* **Data**:
# # # #
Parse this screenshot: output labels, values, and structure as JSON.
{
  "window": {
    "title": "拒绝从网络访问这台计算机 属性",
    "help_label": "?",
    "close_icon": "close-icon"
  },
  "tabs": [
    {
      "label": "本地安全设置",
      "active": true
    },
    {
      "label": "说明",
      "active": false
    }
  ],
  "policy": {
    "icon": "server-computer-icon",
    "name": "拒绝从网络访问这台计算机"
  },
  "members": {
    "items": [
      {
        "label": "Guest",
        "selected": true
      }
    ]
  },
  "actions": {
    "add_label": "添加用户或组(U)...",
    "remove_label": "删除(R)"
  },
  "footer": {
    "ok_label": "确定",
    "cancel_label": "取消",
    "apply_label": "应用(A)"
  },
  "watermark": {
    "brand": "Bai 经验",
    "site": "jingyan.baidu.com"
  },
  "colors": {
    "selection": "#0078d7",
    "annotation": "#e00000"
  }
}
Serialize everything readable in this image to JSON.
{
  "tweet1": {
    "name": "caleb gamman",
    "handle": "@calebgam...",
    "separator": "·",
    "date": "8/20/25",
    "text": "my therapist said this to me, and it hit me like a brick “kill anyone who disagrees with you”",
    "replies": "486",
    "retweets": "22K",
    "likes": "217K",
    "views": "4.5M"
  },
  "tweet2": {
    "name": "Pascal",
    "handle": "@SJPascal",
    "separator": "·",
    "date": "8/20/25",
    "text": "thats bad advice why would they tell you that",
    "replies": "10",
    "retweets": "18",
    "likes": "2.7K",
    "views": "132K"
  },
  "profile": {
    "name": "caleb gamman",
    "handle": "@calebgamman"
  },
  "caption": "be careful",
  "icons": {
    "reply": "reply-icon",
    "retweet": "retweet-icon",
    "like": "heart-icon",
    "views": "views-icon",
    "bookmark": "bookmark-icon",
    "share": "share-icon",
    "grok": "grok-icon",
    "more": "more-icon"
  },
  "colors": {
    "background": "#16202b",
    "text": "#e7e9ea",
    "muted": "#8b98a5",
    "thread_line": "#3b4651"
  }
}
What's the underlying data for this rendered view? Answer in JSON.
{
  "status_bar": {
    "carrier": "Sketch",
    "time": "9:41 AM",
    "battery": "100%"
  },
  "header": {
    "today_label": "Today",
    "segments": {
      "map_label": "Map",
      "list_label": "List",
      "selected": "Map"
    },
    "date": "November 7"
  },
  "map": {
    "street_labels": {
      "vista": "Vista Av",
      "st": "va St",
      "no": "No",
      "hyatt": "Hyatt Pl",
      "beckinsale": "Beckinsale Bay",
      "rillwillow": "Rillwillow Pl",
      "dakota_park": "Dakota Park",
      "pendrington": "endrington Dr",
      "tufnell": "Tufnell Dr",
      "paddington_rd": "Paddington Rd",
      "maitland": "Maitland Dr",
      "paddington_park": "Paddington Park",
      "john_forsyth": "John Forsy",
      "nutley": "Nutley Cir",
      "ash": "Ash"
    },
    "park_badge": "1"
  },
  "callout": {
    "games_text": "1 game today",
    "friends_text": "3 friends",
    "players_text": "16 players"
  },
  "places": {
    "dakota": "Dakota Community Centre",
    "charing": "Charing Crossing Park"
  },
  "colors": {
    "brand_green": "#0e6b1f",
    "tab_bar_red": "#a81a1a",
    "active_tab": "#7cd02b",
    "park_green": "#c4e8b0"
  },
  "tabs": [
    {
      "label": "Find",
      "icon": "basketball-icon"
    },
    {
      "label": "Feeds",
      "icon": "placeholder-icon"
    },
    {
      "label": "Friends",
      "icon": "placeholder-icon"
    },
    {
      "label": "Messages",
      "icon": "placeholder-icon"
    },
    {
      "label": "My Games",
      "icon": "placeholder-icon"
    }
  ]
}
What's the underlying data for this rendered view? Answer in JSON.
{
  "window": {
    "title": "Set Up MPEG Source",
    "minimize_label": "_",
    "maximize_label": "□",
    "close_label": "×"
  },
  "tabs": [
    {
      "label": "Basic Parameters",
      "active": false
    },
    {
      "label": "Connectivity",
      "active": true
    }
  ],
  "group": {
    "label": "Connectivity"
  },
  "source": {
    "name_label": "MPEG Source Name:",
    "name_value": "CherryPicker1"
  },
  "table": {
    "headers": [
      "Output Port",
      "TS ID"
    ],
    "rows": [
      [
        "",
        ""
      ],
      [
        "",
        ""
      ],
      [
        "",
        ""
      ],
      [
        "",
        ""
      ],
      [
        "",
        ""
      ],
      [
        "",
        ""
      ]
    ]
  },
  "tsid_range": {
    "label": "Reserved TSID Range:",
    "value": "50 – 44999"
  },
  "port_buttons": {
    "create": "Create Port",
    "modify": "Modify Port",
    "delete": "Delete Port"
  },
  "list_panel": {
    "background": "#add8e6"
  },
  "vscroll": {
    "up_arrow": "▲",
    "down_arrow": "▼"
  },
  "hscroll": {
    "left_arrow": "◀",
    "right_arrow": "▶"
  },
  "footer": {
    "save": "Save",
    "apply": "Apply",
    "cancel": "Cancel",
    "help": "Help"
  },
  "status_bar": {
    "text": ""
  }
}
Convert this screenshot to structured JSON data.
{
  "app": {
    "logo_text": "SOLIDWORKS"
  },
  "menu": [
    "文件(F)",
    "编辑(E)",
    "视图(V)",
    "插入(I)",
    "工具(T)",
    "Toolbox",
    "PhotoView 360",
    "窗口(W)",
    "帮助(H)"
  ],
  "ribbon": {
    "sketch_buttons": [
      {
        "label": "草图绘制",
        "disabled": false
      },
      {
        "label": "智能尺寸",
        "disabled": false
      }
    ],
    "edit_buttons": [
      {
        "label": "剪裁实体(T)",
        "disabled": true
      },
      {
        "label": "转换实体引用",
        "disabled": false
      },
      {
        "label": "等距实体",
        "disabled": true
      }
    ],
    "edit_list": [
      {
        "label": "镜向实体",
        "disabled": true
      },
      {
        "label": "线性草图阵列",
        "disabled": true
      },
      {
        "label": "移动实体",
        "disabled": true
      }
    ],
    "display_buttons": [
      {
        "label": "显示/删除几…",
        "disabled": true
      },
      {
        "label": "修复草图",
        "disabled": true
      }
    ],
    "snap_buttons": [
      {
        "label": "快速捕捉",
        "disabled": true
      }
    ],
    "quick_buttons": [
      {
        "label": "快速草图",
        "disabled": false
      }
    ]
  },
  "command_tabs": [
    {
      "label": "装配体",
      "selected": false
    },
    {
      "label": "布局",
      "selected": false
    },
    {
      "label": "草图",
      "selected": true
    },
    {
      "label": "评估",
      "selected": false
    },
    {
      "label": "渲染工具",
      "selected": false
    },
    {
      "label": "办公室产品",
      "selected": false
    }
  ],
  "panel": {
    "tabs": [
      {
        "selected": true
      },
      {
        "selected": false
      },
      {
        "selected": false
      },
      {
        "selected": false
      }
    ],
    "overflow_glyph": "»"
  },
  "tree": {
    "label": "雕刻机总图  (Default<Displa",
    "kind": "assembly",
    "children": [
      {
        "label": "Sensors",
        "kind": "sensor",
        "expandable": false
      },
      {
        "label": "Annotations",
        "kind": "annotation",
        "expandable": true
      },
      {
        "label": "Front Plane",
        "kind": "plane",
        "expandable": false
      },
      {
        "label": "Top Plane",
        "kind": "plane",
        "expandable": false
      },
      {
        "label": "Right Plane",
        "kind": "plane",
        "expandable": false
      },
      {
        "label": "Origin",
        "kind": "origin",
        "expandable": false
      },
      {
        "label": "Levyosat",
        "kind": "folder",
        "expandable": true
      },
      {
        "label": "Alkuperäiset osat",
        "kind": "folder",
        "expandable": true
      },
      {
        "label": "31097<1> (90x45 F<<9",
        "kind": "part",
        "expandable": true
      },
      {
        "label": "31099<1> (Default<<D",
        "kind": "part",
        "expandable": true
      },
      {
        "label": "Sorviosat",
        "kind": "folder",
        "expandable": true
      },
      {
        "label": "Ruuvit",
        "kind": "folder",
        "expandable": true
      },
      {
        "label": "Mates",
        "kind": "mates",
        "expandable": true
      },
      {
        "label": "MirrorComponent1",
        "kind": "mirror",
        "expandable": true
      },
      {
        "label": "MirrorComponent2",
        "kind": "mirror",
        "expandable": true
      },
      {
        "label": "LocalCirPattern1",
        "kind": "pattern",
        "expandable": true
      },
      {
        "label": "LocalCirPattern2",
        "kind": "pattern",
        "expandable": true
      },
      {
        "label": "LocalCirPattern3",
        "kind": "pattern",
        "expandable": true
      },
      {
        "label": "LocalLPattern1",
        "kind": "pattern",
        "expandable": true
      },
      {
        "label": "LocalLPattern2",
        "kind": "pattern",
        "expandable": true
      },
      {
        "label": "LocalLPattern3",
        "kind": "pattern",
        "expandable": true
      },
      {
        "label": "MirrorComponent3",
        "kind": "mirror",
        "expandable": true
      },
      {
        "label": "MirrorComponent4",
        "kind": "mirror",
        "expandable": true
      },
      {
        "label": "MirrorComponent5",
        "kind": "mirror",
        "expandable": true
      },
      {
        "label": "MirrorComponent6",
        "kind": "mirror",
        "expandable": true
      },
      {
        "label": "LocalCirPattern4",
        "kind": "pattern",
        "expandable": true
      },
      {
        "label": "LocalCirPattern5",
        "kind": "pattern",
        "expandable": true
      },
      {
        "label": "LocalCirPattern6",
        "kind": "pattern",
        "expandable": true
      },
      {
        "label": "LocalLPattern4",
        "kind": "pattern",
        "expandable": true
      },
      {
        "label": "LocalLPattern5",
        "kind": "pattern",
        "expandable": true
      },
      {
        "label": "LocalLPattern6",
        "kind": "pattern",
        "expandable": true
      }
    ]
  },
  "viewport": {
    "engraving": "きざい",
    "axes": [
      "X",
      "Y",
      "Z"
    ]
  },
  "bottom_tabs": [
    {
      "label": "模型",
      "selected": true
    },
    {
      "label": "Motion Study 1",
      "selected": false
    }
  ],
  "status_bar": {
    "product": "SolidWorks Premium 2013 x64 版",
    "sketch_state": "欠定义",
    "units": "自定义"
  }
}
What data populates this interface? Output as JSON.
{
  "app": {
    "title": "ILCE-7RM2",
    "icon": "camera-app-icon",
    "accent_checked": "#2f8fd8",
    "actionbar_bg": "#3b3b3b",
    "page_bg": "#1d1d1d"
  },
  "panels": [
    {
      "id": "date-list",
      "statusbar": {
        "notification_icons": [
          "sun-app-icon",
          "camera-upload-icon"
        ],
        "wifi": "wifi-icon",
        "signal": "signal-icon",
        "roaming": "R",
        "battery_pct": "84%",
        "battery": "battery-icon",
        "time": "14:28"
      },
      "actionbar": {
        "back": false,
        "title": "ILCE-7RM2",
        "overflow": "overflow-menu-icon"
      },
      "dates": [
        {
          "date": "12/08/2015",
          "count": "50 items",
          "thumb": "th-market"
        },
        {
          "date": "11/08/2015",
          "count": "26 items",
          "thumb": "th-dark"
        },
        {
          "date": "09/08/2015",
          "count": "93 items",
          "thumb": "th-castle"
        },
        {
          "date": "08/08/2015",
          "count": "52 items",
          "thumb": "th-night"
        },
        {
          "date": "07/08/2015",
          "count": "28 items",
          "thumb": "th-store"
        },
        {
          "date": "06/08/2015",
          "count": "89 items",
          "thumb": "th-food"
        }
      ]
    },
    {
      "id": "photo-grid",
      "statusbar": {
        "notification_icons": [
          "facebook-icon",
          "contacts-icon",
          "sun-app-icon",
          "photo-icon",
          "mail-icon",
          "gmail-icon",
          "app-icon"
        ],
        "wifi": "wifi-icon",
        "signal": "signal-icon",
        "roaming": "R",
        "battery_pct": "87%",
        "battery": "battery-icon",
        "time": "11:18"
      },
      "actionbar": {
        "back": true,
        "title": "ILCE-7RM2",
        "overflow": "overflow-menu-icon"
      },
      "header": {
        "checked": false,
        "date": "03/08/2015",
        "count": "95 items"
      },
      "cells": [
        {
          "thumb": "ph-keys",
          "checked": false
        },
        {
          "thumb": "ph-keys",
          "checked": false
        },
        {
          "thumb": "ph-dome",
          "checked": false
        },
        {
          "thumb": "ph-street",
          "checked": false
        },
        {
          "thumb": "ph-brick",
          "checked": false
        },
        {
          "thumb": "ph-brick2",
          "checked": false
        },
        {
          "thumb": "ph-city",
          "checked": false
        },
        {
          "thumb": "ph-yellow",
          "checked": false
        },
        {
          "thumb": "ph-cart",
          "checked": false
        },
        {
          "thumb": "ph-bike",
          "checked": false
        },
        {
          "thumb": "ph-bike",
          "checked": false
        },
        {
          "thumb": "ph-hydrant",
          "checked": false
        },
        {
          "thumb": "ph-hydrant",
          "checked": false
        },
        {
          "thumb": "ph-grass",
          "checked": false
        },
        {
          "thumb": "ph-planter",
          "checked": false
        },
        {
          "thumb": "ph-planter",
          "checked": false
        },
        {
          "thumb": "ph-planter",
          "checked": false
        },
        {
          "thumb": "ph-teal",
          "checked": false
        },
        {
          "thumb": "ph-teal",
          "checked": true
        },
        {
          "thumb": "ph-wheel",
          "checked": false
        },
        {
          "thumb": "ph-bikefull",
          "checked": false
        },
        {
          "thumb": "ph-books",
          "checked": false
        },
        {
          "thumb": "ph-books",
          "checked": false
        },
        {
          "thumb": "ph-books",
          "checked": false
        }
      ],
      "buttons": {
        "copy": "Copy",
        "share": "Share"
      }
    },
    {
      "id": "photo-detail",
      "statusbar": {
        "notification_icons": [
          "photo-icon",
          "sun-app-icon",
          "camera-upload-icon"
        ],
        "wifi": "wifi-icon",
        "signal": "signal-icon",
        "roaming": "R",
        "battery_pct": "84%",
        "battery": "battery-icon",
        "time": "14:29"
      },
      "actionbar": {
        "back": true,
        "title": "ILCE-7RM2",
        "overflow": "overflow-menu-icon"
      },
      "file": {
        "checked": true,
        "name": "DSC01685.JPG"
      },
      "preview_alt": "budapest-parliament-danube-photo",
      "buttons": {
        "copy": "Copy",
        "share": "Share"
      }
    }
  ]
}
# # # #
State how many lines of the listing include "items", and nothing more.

* **Solved problem**: 8